--- Task description ---
Without the pictures, repeat the listing character for character.

= = = =

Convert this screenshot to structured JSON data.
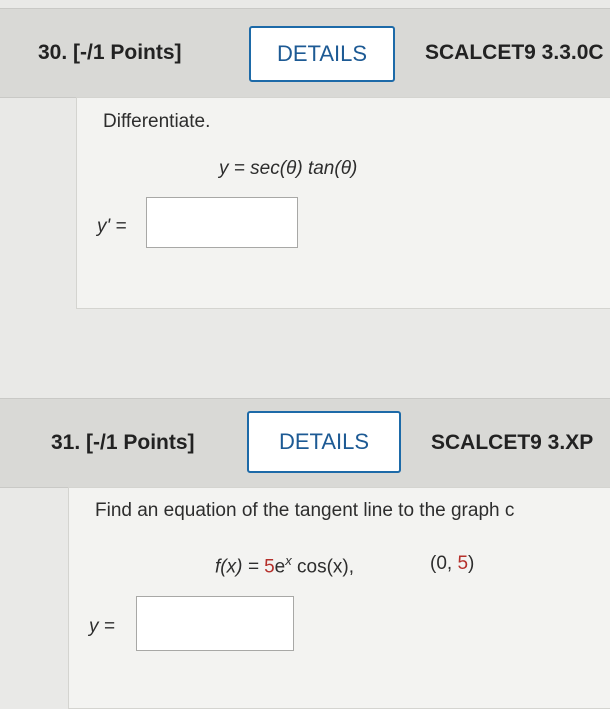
{
  "q30": {
    "number": "30.",
    "points": "[-/1 Points]",
    "details_label": "DETAILS",
    "code": "SCALCET9 3.3.0C",
    "instruction": "Differentiate.",
    "equation": "y = sec(θ) tan(θ)",
    "answer_label": "y' =",
    "answer_value": ""
  },
  "q31": {
    "number": "31.",
    "points": "[-/1 Points]",
    "details_label": "DETAILS",
    "code": "SCALCET9 3.XP",
    "instruction": "Find an equation of the tangent line to the graph c",
    "func_lhs": "f(x) = ",
    "func_coef": "5",
    "func_base": "e",
    "func_exp": "x",
    "func_rest": " cos(x),",
    "point_open": "(0, ",
    "point_y": "5",
    "point_close": ")",
    "answer_label": "y =",
    "answer_value": ""
  }
}
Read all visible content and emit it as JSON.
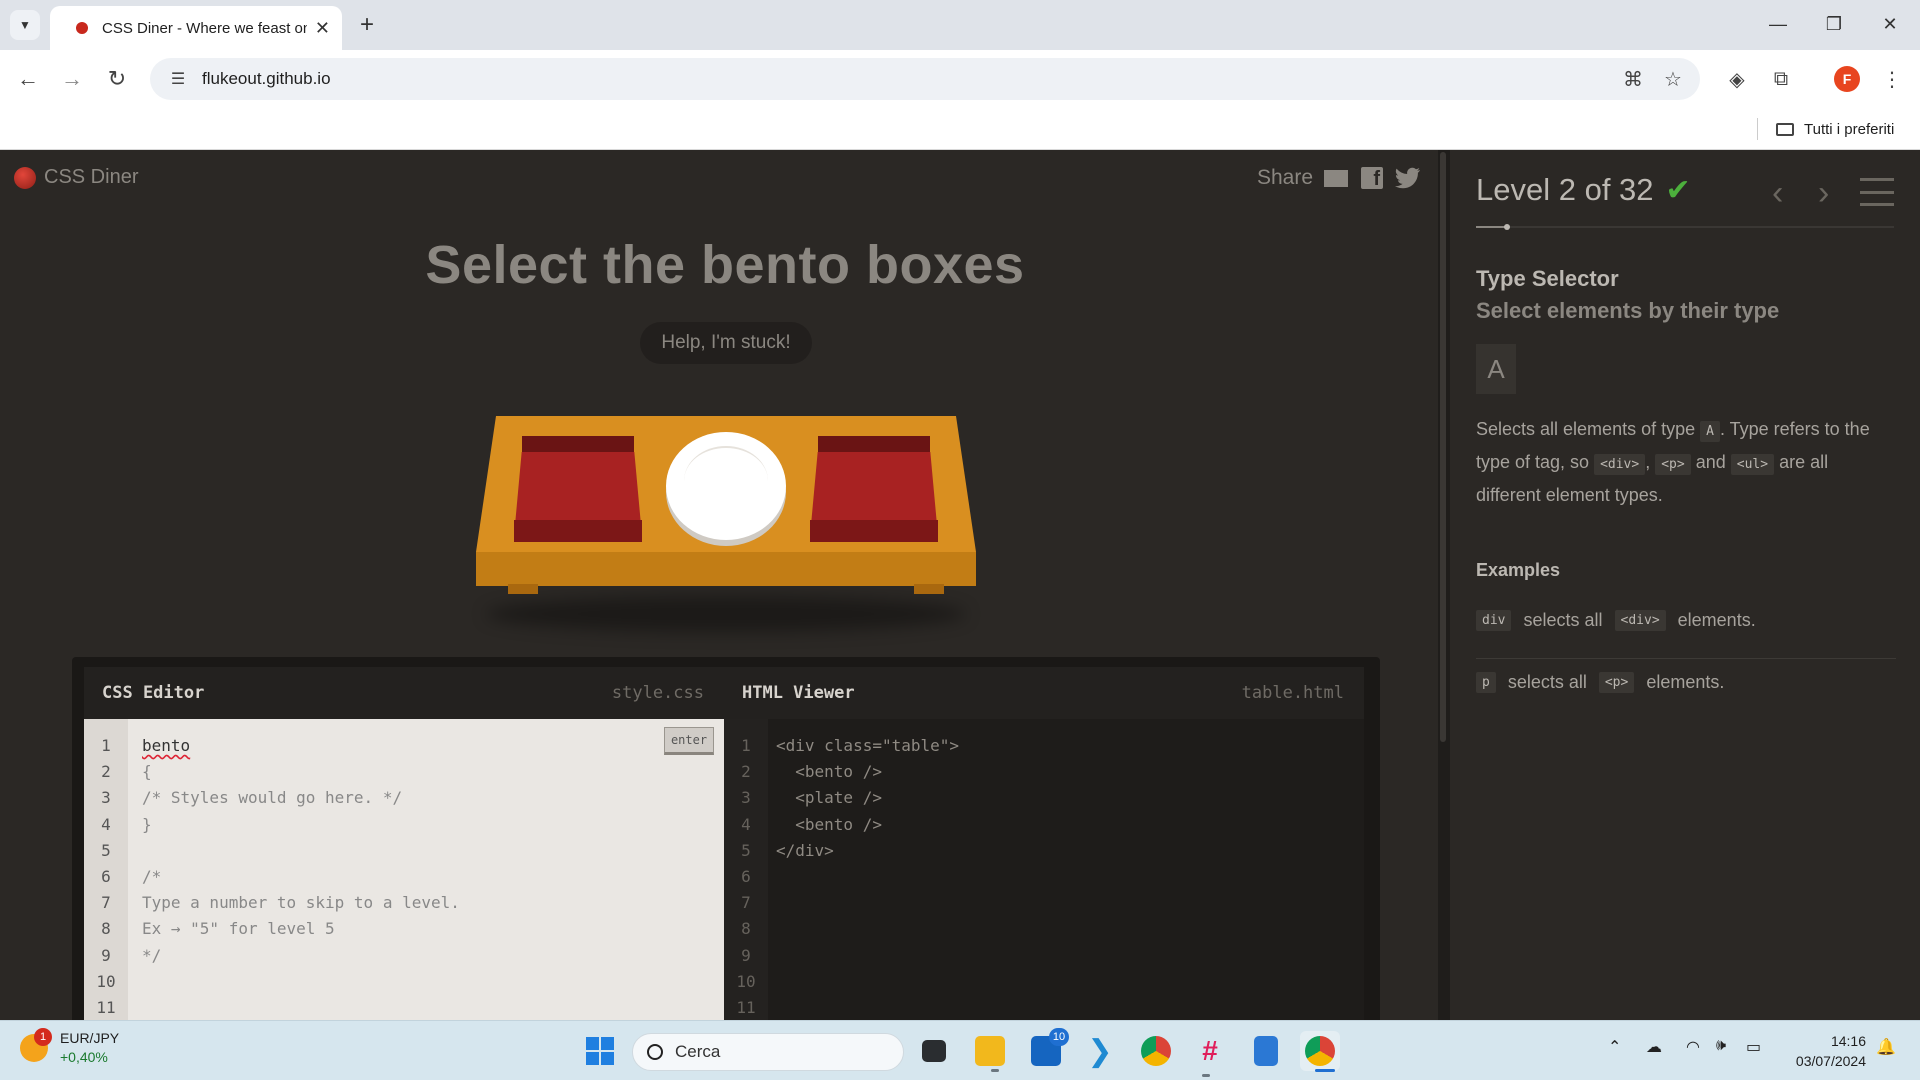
{
  "browser": {
    "tab_title": "CSS Diner - Where we feast on",
    "url": "flukeout.github.io",
    "bookmarks_all": "Tutti i preferiti",
    "profile_initial": "F"
  },
  "app": {
    "logo": "CSS Diner",
    "share_label": "Share",
    "order_title": "Select the bento boxes",
    "help_button": "Help, I'm stuck!",
    "table_items": [
      "bento",
      "plate",
      "bento"
    ]
  },
  "css_editor": {
    "title": "CSS Editor",
    "filename": "style.css",
    "enter_label": "enter",
    "line_numbers": [
      "1",
      "2",
      "3",
      "4",
      "5",
      "6",
      "7",
      "8",
      "9",
      "10",
      "11"
    ],
    "input_value": "bento",
    "lines": [
      "",
      "{",
      "/* Styles would go here. */",
      "}",
      "",
      "/*",
      "Type a number to skip to a level.",
      "Ex → \"5\" for level 5",
      "*/",
      "",
      ""
    ]
  },
  "html_viewer": {
    "title": "HTML Viewer",
    "filename": "table.html",
    "line_numbers": [
      "1",
      "2",
      "3",
      "4",
      "5",
      "6",
      "7",
      "8",
      "9",
      "10",
      "11"
    ],
    "lines": [
      "<div class=\"table\">",
      "  <bento />",
      "  <plate />",
      "  <bento />",
      "</div>",
      "",
      "",
      "",
      "",
      "",
      ""
    ]
  },
  "sidebar": {
    "level_text": "Level 2 of 32",
    "level_complete": true,
    "selector_name": "Type Selector",
    "selector_title": "Select elements by their type",
    "syntax": "A",
    "hint_1": "Selects all elements of type ",
    "hint_code_a": "A",
    "hint_2": ". Type refers to the type of tag, so ",
    "hint_code_div": "<div>",
    "hint_3": ", ",
    "hint_code_p": "<p>",
    "hint_4": " and ",
    "hint_code_ul": "<ul>",
    "hint_5": " are all different element types.",
    "examples_heading": "Examples",
    "examples": [
      {
        "code": "div",
        "text": "selects all",
        "tag": "<div>",
        "suffix": "elements."
      },
      {
        "code": "p",
        "text": "selects all",
        "tag": "<p>",
        "suffix": "elements."
      }
    ]
  },
  "taskbar": {
    "widget_badge": "1",
    "widget_title": "EUR/JPY",
    "widget_change": "+0,40%",
    "search_placeholder": "Cerca",
    "mail_badge": "10",
    "time": "14:16",
    "date": "03/07/2024"
  },
  "colors": {
    "page_bg": "#2b2825",
    "table": "#d98f20",
    "bento": "#a82222",
    "check": "#4caf3c"
  }
}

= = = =

--- Result ---
Convert this screenshot to structured JSON data.
{
  "q30": {
    "number": "30.",
    "points": "[-/1 Points]",
    "details_label": "DETAILS",
    "code": "SCALCET9 3.3.0C",
    "instruction": "Differentiate.",
    "equation": "y = sec(θ) tan(θ)",
    "answer_label": "y' =",
    "answer_value": ""
  },
  "q31": {
    "number": "31.",
    "points": "[-/1 Points]",
    "details_label": "DETAILS",
    "code": "SCALCET9 3.XP",
    "instruction": "Find an equation of the tangent line to the graph c",
    "func_lhs": "f(x) = ",
    "func_coef": "5",
    "func_base": "e",
    "func_exp": "x",
    "func_rest": " cos(x),",
    "point_open": "(0, ",
    "point_y": "5",
    "point_close": ")",
    "answer_label": "y =",
    "answer_value": ""
  }
}
Read all visible content and emit it as JSON.
{
  "browser": {
    "tab_title": "CSS Diner - Where we feast on",
    "url": "flukeout.github.io",
    "bookmarks_all": "Tutti i preferiti",
    "profile_initial": "F"
  },
  "app": {
    "logo": "CSS Diner",
    "share_label": "Share",
    "order_title": "Select the bento boxes",
    "help_button": "Help, I'm stuck!",
    "table_items": [
      "bento",
      "plate",
      "bento"
    ]
  },
  "css_editor": {
    "title": "CSS Editor",
    "filename": "style.css",
    "enter_label": "enter",
    "line_numbers": [
      "1",
      "2",
      "3",
      "4",
      "5",
      "6",
      "7",
      "8",
      "9",
      "10",
      "11"
    ],
    "input_value": "bento",
    "lines": [
      "",
      "{",
      "/* Styles would go here. */",
      "}",
      "",
      "/*",
      "Type a number to skip to a level.",
      "Ex → \"5\" for level 5",
      "*/",
      "",
      ""
    ]
  },
  "html_viewer": {
    "title": "HTML Viewer",
    "filename": "table.html",
    "line_numbers": [
      "1",
      "2",
      "3",
      "4",
      "5",
      "6",
      "7",
      "8",
      "9",
      "10",
      "11"
    ],
    "lines": [
      "<div class=\"table\">",
      "  <bento />",
      "  <plate />",
      "  <bento />",
      "</div>",
      "",
      "",
      "",
      "",
      "",
      ""
    ]
  },
  "sidebar": {
    "level_text": "Level 2 of 32",
    "level_complete": true,
    "selector_name": "Type Selector",
    "selector_title": "Select elements by their type",
    "syntax": "A",
    "hint_1": "Selects all elements of type ",
    "hint_code_a": "A",
    "hint_2": ". Type refers to the type of tag, so ",
    "hint_code_div": "<div>",
    "hint_3": ", ",
    "hint_code_p": "<p>",
    "hint_4": " and ",
    "hint_code_ul": "<ul>",
    "hint_5": " are all different element types.",
    "examples_heading": "Examples",
    "examples": [
      {
        "code": "div",
        "text": "selects all",
        "tag": "<div>",
        "suffix": "elements."
      },
      {
        "code": "p",
        "text": "selects all",
        "tag": "<p>",
        "suffix": "elements."
      }
    ]
  },
  "taskbar": {
    "widget_badge": "1",
    "widget_title": "EUR/JPY",
    "widget_change": "+0,40%",
    "search_placeholder": "Cerca",
    "mail_badge": "10",
    "time": "14:16",
    "date": "03/07/2024"
  },
  "colors": {
    "page_bg": "#2b2825",
    "table": "#d98f20",
    "bento": "#a82222",
    "check": "#4caf3c"
  }
}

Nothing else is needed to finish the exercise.